*** Block opens ***

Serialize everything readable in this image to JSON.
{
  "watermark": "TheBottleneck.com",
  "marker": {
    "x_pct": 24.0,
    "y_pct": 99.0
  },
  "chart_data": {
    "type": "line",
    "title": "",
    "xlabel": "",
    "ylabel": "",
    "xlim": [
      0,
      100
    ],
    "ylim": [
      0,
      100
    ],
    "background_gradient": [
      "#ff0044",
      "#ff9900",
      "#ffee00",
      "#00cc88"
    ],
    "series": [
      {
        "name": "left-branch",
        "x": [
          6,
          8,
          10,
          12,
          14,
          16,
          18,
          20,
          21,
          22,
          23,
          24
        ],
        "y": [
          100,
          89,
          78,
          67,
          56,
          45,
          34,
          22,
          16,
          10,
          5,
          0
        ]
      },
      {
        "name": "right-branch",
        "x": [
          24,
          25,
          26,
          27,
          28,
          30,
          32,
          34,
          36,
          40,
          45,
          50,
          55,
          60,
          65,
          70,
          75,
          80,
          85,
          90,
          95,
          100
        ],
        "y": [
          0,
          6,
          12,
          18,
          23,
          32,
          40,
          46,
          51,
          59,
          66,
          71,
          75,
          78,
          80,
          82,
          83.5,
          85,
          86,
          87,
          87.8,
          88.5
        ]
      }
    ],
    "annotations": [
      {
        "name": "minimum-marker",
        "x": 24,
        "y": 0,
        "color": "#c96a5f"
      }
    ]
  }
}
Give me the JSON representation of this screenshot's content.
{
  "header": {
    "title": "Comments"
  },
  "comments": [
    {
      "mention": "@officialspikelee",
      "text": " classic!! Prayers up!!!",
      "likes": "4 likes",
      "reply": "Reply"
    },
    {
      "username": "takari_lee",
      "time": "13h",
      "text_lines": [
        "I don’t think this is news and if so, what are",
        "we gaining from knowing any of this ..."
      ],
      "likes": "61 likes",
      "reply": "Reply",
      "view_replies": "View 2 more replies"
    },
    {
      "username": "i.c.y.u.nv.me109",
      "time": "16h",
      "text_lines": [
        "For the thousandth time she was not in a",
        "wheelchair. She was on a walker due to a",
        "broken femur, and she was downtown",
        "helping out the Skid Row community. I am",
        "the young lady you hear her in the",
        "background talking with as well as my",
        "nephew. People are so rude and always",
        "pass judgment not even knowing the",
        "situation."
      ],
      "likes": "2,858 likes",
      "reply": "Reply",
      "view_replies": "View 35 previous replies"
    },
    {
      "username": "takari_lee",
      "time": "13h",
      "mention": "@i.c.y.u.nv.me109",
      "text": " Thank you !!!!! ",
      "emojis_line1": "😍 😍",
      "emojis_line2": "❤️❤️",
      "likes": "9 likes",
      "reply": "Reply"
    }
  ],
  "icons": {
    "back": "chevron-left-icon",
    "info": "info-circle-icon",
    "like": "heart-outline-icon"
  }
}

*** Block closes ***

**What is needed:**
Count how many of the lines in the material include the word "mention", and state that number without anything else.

**Answer for the task:**
2